To get most of my hobbyhorses into 1 thread I would also suggest they start building nuclear reactors. I have previously pointed out how available off the shelf reactors can, in a sensible regulatory regime, provide the cheapest & most reliable electricity & probably the best value is from the Russian VVER 1200. Though the Non-Proliferation Treaty prevents countries getting nuclear weapons it specifically assures all countries of the right to commercial nuclear. Now that Russia is stronger & Germany weaker even the EU Nazis are likely to respect international law now. A Serbia, outside the EU, could build nukes & become the France of eastern Europe doing very nicely by keeping the lights on in neighbours hobbled by eco-fascist eurocrats. Serbia is capable of setting its own nuclear regulatory regime, unlike surrounding countries & I suspect in a free market foreign investors would be queuing up to build them knowing the likelihood of blackouts across the EU - so restricted is this industry. Along with economic freedom readily available inexpensive power are the reliable drivers of growth.
It has been pointed out that countries with a high degree of self respect (eg France) tend to be more successful than those who rely on international institutions.

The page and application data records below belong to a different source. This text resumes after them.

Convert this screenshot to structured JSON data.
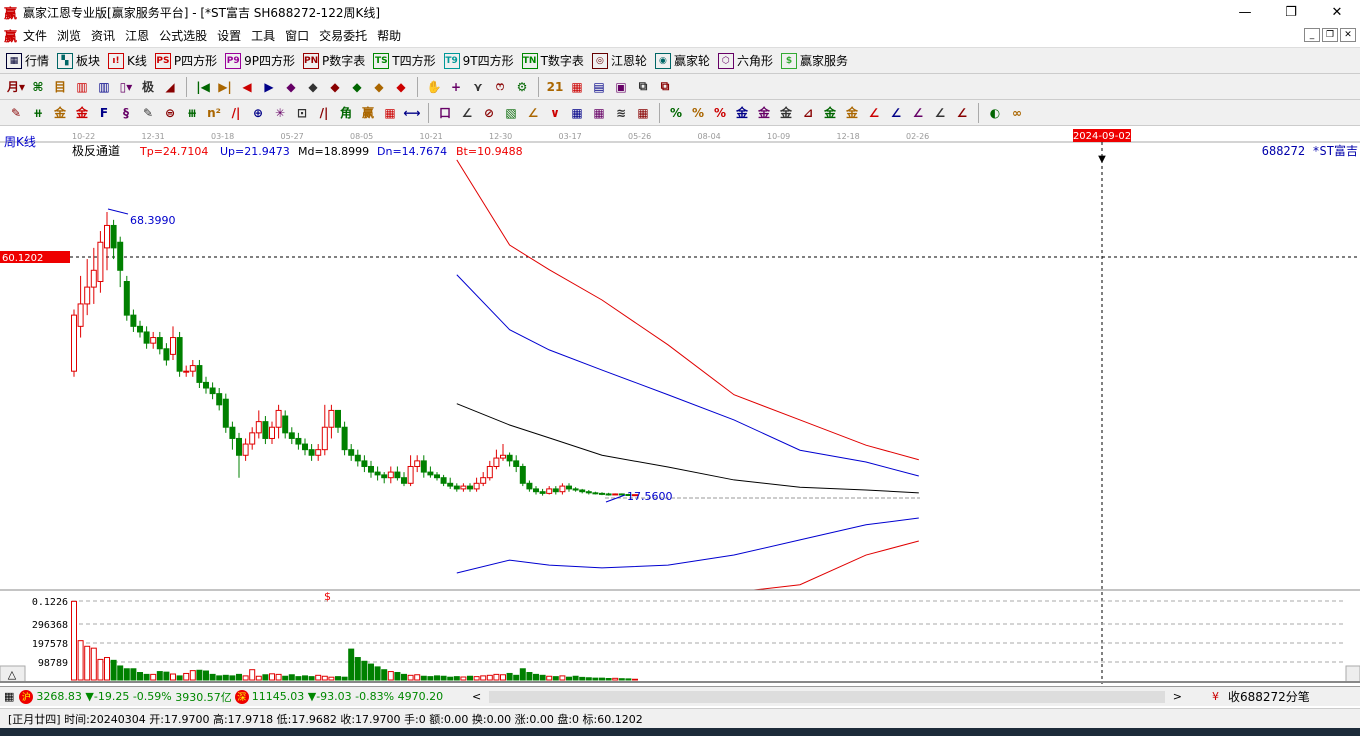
{
  "window": {
    "logo": "赢",
    "title": "赢家江恩专业版[赢家服务平台] - [*ST富吉  SH688272-122周K线]",
    "minimize": "—",
    "restore": "❐",
    "close": "✕"
  },
  "menu": [
    "文件",
    "浏览",
    "资讯",
    "江恩",
    "公式选股",
    "设置",
    "工具",
    "窗口",
    "交易委托",
    "帮助"
  ],
  "toolbar1": [
    {
      "icon": "▦",
      "label": "行情",
      "color": "#003"
    },
    {
      "icon": "▚",
      "label": "板块",
      "color": "#066"
    },
    {
      "icon": "ı!",
      "label": "K线",
      "color": "#c00"
    },
    {
      "icon": "PS",
      "label": "P四方形",
      "color": "#c00"
    },
    {
      "icon": "P9",
      "label": "9P四方形",
      "color": "#909"
    },
    {
      "icon": "PN",
      "label": "P数字表",
      "color": "#900"
    },
    {
      "icon": "TS",
      "label": "T四方形",
      "color": "#080"
    },
    {
      "icon": "T9",
      "label": "9T四方形",
      "color": "#099"
    },
    {
      "icon": "TN",
      "label": "T数字表",
      "color": "#080"
    },
    {
      "icon": "◎",
      "label": "江恩轮",
      "color": "#600"
    },
    {
      "icon": "◉",
      "label": "赢家轮",
      "color": "#066"
    },
    {
      "icon": "⬡",
      "label": "六角形",
      "color": "#606"
    },
    {
      "icon": "$",
      "label": "赢家服务",
      "color": "#3a3"
    }
  ],
  "toolbar2": [
    "月▾",
    "⌘",
    "目",
    "▥",
    "▥",
    "▯▾",
    "极",
    "◢",
    "|◀",
    "▶|",
    "◀",
    "▶",
    "◆",
    "◆",
    "◆",
    "◆",
    "◆",
    "◆",
    "✋",
    "+",
    "⋎",
    "ෆ",
    "⚙",
    "21",
    "▦",
    "▤",
    "▣",
    "⧉",
    "⧉"
  ],
  "toolbar3": [
    "✎",
    "⧺",
    "金",
    "金",
    "F",
    "§",
    "✎",
    "⊜",
    "⧻",
    "n²",
    "/|",
    "⊕",
    "✳",
    "⊡",
    "/|",
    "角",
    "赢",
    "▦",
    "⟷",
    "口",
    "∠",
    "⊘",
    "▧",
    "∠",
    "∨",
    "▦",
    "▦",
    "≋",
    "▦",
    "%",
    "%",
    "%",
    "金",
    "金",
    "金",
    "⊿",
    "金",
    "金",
    "∠",
    "∠",
    "∠",
    "∠",
    "∠",
    "◐",
    "∞"
  ],
  "chart": {
    "period_label": "周K线",
    "time_ticks": [
      "10-22",
      "12-31",
      "03-18",
      "05-27",
      "08-05",
      "10-21",
      "12-30",
      "03-17",
      "05-26",
      "08-04",
      "10-09",
      "12-18",
      "02-26"
    ],
    "cursor_date": "2024-09-02",
    "stock": "688272 *ST富吉",
    "indicator": {
      "name": "极反通道",
      "tp": "Tp=24.7104",
      "up": "Up=21.9473",
      "md": "Md=18.8999",
      "dn": "Dn=14.7674",
      "bt": "Bt=10.9488"
    },
    "high_label": "68.3990",
    "low_label": "17.5600",
    "cursor_price": "60.1202",
    "vol_labels": [
      "0.1226",
      "296368",
      "197578",
      "98789"
    ],
    "vol_marker": "$",
    "collapse_button": "△"
  },
  "chart_data": {
    "type": "candlestick",
    "price_range": [
      -2,
      80
    ],
    "candles": [
      [
        40,
        50,
        51,
        39
      ],
      [
        48,
        52,
        57,
        46
      ],
      [
        52,
        55,
        60,
        50
      ],
      [
        55,
        58,
        62,
        52
      ],
      [
        56,
        63,
        65,
        54
      ],
      [
        62,
        66,
        68.4,
        58
      ],
      [
        66,
        62,
        67,
        60
      ],
      [
        63,
        58,
        64,
        55
      ],
      [
        56,
        50,
        57,
        49
      ],
      [
        50,
        48,
        51,
        47
      ],
      [
        48,
        47,
        49,
        46
      ],
      [
        47,
        45,
        48,
        44
      ],
      [
        45,
        46,
        47,
        44
      ],
      [
        46,
        44,
        47,
        43
      ],
      [
        44,
        42,
        45,
        41
      ],
      [
        43,
        46,
        48,
        42
      ],
      [
        46,
        40,
        47,
        39
      ],
      [
        40,
        40,
        41,
        39
      ],
      [
        40,
        41,
        42,
        39
      ],
      [
        41,
        38,
        42,
        37
      ],
      [
        38,
        37,
        39,
        36
      ],
      [
        37,
        36,
        38,
        35
      ],
      [
        36,
        34,
        37,
        33
      ],
      [
        35,
        30,
        36,
        29
      ],
      [
        30,
        28,
        31,
        26
      ],
      [
        28,
        25,
        29,
        21
      ],
      [
        25,
        27,
        28,
        24
      ],
      [
        27,
        29,
        30,
        26
      ],
      [
        29,
        31,
        33,
        28
      ],
      [
        31,
        28,
        32,
        27
      ],
      [
        28,
        30,
        31,
        27
      ],
      [
        30,
        33,
        34,
        28
      ],
      [
        32,
        29,
        33,
        28
      ],
      [
        29,
        28,
        30,
        27
      ],
      [
        28,
        27,
        29,
        26
      ],
      [
        27,
        26,
        28,
        25
      ],
      [
        26,
        25,
        27,
        24
      ],
      [
        25,
        26,
        27,
        24
      ],
      [
        26,
        30,
        34,
        25
      ],
      [
        30,
        33,
        34,
        28
      ],
      [
        33,
        30,
        33,
        29
      ],
      [
        30,
        26,
        31,
        25
      ],
      [
        26,
        25,
        27,
        24
      ],
      [
        25,
        24,
        26,
        23
      ],
      [
        24,
        23,
        25,
        22
      ],
      [
        23,
        22,
        24,
        21
      ],
      [
        22,
        21.5,
        23,
        20.5
      ],
      [
        21.5,
        21,
        22,
        20
      ],
      [
        21,
        22,
        23,
        20
      ],
      [
        22,
        21,
        23,
        20.5
      ],
      [
        21,
        20,
        22,
        19.5
      ],
      [
        20,
        23,
        25,
        19.5
      ],
      [
        23,
        24,
        25,
        22
      ],
      [
        24,
        22,
        25,
        21
      ],
      [
        22,
        21.5,
        23,
        21
      ],
      [
        21.5,
        21,
        22,
        20.5
      ],
      [
        21,
        20,
        21.5,
        19.5
      ],
      [
        20,
        19.5,
        21,
        19
      ],
      [
        19.5,
        19,
        20,
        18.5
      ],
      [
        19,
        19.5,
        20,
        18.5
      ],
      [
        19.5,
        19,
        20,
        18.5
      ],
      [
        19,
        20,
        21,
        18.5
      ],
      [
        20,
        21,
        22,
        19.5
      ],
      [
        21,
        23,
        24,
        20.5
      ],
      [
        23,
        24.5,
        26,
        22.5
      ],
      [
        24.5,
        25,
        27,
        24
      ],
      [
        25,
        24,
        25.5,
        23
      ],
      [
        24,
        23,
        25,
        22
      ],
      [
        23,
        20,
        23.5,
        19.5
      ],
      [
        20,
        19,
        20.5,
        18.5
      ],
      [
        19,
        18.5,
        19.5,
        18
      ],
      [
        18.5,
        18.2,
        19,
        17.8
      ],
      [
        18.2,
        19,
        19.5,
        18
      ],
      [
        19,
        18.5,
        19.5,
        18
      ],
      [
        18.5,
        19.5,
        20,
        18
      ],
      [
        19.5,
        19,
        20,
        18.5
      ],
      [
        19,
        18.8,
        19.3,
        18.5
      ],
      [
        18.8,
        18.5,
        19,
        18.2
      ],
      [
        18.5,
        18.3,
        18.8,
        18
      ],
      [
        18.3,
        18.2,
        18.5,
        18
      ],
      [
        18.2,
        18.1,
        18.4,
        17.9
      ],
      [
        18.1,
        18.0,
        18.3,
        17.8
      ],
      [
        18.0,
        18.1,
        18.2,
        17.9
      ],
      [
        18.1,
        18.0,
        18.2,
        17.9
      ],
      [
        18.0,
        17.97,
        18.1,
        17.9
      ],
      [
        17.97,
        17.97,
        17.97,
        17.96
      ]
    ],
    "volumes": [
      420000,
      210000,
      180000,
      170000,
      110000,
      120000,
      105000,
      75000,
      60000,
      60000,
      40000,
      30000,
      30000,
      45000,
      42000,
      32000,
      22000,
      35000,
      50000,
      52000,
      48000,
      30000,
      22000,
      25000,
      22000,
      30000,
      22000,
      55000,
      20000,
      28000,
      33000,
      30000,
      20000,
      28000,
      18000,
      22000,
      18000,
      25000,
      20000,
      15000,
      18000,
      15000,
      165000,
      120000,
      100000,
      85000,
      70000,
      55000,
      45000,
      40000,
      30000,
      25000,
      28000,
      20000,
      18000,
      22000,
      20000,
      15000,
      18000,
      16000,
      20000,
      18000,
      22000,
      25000,
      30000,
      28000,
      35000,
      25000,
      60000,
      40000,
      30000,
      25000,
      20000,
      18000,
      22000,
      15000,
      20000,
      14000,
      12000,
      10000,
      10000,
      8000,
      9000,
      7000,
      6000,
      4000
    ],
    "channels": {
      "x_index": [
        58,
        66,
        72,
        80,
        90,
        100,
        110,
        120,
        128
      ],
      "tp": [
        77.7,
        62.5,
        58.1,
        52.7,
        44.7,
        35.8,
        31.3,
        26.8,
        24.2
      ],
      "up": [
        57.2,
        47.4,
        43.8,
        40.2,
        35.8,
        31.3,
        25.9,
        23.8,
        21.3
      ],
      "md": [
        34.2,
        30.4,
        28.1,
        25.0,
        22.9,
        20.6,
        19.3,
        18.8,
        18.3
      ],
      "dn": [
        4.0,
        6.3,
        5.4,
        4.9,
        5.4,
        7.2,
        9.9,
        12.6,
        13.8
      ],
      "bt_x_index": [
        103,
        110,
        120,
        128
      ],
      "bt": [
        -1.0,
        1.9,
        7.2,
        9.7
      ]
    },
    "colors": {
      "up": "#e00000",
      "down": "#008000",
      "tp": "#e00000",
      "upline": "#0000d0",
      "md": "#000000",
      "dn": "#0000d0",
      "bt": "#e00000"
    }
  },
  "status": {
    "sh_badge": "沪",
    "sh": "3268.83",
    "sh_chg": "▼-19.25",
    "sh_pct": "-0.59%",
    "sh_amt": "3930.57亿",
    "sz_badge": "深",
    "sz": "11145.03",
    "sz_chg": "▼-93.03",
    "sz_pct": "-0.83%",
    "sz_amt": "4970.20",
    "scroll_left": "<",
    "scroll_right": ">",
    "receive": "收688272分笔",
    "detail": "[正月廿四] 时间:20240304 开:17.9700 高:17.9718 低:17.9682 收:17.9700 手:0 额:0.00 换:0.00 涨:0.00 盘:0 标:60.1202"
  }
}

I think Serbia can & should set itself national goals, primarily to become as economically powerful, per capita, as Germany. The lesson is not only that free markets produce better growth than controlled ones but that countries which make growth their priority (Stalin's USSR) do better than those with a culture overly downgrades the importance of growth (late Victorian Britain, current USA & UK). I think a market orientated, pro-nuclear, Serbia outside the EU could achieve all that.
I have no idea what their housebuilding regulations are like but since we have forced refugees on them exceeding 10% of their population I assume they are pretty free. In Britain housing costs 4 times the construction costs because of regulation but I assume such silliness doesn't occur there.
They should also put some effort, very small in terms of national income, into suing every unfriendly foreign politician, involved in genocide, in their own countries - call it a contribution to peace.
OK to force the last hobbyhorse in they should negotiate a joint small X-Prize Foundation with Australia (it has possible equatorial launch sites & a sizable expatiate Yugoslav population.
Looking at the later statistics in the article is even better news. Government debt has halved in money terms & sixtht in GNP terms, while foreign exchange reserves are not merely healthy but larger than public debt. What that means is that the dinar is being artificially kept down to make industry more competitive. It is what China has also been doing by lending money to the USA. It sacrifices present wealth for growth & future wealth (we are doing the opposite) so the PPP figure for national wealth is certainly more accurate than the exchange rate version & even then probably understates intrinsic wealth. It is also an option that would not be available if Serbia joined the euro.